- **Action item**:
What is the count of lines in the records that include "this"? Reply with that number alone.

Recorded data:
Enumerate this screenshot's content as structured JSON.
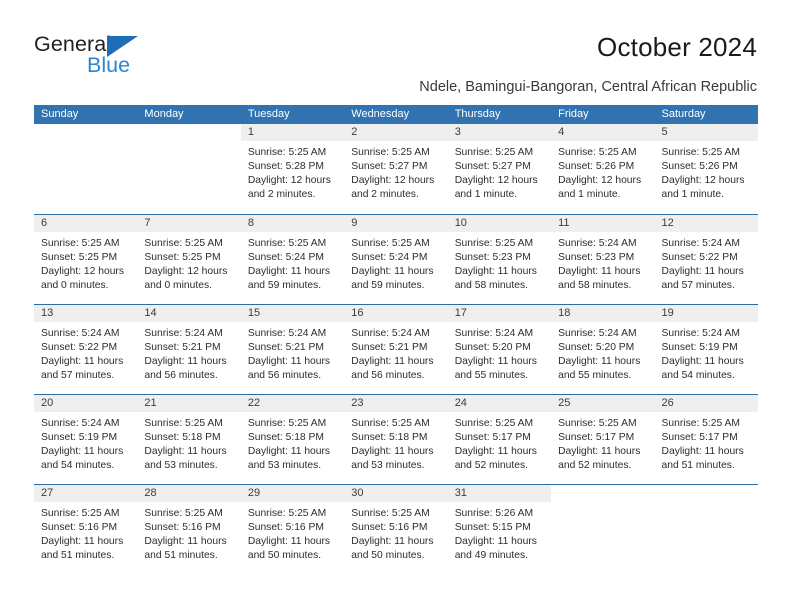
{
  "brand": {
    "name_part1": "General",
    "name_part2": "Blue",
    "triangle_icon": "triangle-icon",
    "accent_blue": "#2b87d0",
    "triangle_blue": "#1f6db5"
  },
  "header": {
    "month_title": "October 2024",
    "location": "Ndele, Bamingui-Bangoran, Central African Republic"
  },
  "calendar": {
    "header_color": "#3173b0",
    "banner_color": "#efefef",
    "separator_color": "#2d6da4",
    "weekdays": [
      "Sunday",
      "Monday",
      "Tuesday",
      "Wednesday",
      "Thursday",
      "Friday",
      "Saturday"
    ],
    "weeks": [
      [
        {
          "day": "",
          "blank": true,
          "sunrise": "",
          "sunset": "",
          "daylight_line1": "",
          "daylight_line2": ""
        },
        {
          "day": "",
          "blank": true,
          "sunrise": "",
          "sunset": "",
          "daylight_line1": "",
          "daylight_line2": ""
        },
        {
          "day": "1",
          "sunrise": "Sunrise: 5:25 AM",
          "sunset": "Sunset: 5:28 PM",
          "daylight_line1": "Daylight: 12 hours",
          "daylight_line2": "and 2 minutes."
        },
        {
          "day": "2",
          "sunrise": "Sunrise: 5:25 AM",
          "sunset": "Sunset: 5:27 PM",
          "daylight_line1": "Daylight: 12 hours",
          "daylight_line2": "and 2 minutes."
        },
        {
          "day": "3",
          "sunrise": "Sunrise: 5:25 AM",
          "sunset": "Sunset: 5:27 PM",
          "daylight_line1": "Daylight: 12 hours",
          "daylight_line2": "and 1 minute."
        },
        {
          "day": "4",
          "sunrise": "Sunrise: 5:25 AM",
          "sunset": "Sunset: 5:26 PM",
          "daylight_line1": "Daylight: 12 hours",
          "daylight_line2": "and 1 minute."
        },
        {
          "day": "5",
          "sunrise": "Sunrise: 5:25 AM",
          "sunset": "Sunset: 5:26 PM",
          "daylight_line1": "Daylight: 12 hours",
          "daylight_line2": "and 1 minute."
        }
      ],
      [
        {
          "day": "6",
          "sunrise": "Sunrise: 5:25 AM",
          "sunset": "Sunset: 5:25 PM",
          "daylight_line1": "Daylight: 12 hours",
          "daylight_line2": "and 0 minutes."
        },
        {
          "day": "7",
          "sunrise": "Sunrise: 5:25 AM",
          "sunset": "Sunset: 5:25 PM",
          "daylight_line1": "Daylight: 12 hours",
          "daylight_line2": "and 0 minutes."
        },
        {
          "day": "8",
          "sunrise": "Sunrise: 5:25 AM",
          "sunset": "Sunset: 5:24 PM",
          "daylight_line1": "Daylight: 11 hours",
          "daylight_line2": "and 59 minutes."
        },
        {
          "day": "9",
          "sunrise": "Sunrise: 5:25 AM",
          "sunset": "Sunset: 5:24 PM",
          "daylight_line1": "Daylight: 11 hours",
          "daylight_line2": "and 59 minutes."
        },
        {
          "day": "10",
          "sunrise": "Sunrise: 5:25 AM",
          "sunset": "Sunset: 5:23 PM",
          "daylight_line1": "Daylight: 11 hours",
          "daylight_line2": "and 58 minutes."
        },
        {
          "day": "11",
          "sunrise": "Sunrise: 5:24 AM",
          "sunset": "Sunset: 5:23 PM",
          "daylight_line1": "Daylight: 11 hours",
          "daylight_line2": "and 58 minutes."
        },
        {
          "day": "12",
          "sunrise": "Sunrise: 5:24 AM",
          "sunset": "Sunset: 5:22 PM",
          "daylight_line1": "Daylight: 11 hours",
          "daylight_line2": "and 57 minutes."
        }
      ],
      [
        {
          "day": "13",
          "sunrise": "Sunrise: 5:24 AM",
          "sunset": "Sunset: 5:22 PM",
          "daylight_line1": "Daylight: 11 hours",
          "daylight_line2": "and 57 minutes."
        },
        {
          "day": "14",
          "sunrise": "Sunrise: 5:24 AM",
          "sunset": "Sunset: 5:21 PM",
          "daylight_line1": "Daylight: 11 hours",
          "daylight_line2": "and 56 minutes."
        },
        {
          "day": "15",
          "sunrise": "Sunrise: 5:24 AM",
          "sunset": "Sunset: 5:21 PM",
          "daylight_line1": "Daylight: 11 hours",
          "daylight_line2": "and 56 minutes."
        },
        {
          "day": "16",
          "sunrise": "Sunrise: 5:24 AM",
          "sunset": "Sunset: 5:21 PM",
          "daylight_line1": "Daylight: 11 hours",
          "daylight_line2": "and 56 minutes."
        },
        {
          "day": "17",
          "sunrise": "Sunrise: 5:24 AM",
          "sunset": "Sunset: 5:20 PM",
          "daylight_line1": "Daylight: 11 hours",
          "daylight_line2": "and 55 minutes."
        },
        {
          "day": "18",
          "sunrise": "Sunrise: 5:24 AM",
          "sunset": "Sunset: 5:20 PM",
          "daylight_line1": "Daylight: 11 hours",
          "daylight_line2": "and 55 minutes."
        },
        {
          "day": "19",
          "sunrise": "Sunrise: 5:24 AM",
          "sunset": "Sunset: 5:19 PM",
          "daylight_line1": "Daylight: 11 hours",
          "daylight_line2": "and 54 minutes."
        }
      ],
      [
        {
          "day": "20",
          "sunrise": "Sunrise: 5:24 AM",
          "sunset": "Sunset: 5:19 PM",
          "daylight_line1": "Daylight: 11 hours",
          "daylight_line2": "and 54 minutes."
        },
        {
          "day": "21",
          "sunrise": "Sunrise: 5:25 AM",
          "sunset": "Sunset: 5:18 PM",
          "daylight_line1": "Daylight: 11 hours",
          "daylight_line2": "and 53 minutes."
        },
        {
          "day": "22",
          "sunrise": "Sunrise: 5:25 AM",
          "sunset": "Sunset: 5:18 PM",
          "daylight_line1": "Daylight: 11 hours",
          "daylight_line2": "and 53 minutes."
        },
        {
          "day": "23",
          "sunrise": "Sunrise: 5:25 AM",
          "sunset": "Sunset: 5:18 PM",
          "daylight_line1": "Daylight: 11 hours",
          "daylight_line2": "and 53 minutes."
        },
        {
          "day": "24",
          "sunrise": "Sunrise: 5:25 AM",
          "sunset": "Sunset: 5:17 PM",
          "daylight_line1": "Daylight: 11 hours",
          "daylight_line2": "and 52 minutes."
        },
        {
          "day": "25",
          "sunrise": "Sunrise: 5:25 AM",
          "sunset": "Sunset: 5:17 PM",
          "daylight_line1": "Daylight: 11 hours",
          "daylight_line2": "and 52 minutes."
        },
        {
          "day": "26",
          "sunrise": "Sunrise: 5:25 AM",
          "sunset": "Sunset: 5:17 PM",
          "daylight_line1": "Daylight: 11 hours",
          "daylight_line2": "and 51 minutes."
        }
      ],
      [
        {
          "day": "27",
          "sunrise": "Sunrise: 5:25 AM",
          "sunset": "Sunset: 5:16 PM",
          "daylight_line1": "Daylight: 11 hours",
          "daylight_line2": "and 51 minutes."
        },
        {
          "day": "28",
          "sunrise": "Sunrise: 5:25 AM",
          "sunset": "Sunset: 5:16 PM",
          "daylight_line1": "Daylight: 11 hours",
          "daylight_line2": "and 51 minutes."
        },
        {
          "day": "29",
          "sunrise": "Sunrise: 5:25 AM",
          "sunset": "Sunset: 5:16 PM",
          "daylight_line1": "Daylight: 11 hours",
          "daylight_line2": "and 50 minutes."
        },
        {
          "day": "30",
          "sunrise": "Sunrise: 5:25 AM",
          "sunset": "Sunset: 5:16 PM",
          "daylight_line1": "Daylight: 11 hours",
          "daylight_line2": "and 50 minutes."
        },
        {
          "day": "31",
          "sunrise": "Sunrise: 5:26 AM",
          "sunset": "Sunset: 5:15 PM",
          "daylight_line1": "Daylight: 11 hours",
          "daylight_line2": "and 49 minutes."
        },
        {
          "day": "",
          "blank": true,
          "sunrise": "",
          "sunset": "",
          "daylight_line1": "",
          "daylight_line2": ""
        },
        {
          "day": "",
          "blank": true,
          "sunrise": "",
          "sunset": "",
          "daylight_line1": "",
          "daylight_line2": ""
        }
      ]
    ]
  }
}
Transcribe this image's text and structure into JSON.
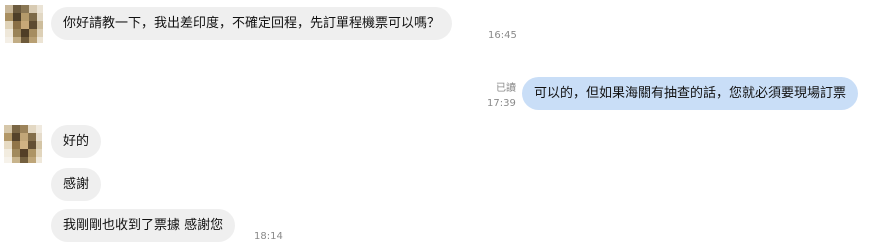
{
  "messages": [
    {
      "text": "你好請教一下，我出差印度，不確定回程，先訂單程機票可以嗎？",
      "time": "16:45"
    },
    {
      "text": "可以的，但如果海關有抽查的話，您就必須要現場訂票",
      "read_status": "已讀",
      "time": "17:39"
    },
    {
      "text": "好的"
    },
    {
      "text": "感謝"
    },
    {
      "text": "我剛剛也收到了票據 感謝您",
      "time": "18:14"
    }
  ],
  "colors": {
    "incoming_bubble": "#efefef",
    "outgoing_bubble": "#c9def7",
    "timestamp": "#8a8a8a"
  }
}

- **Response box**:
2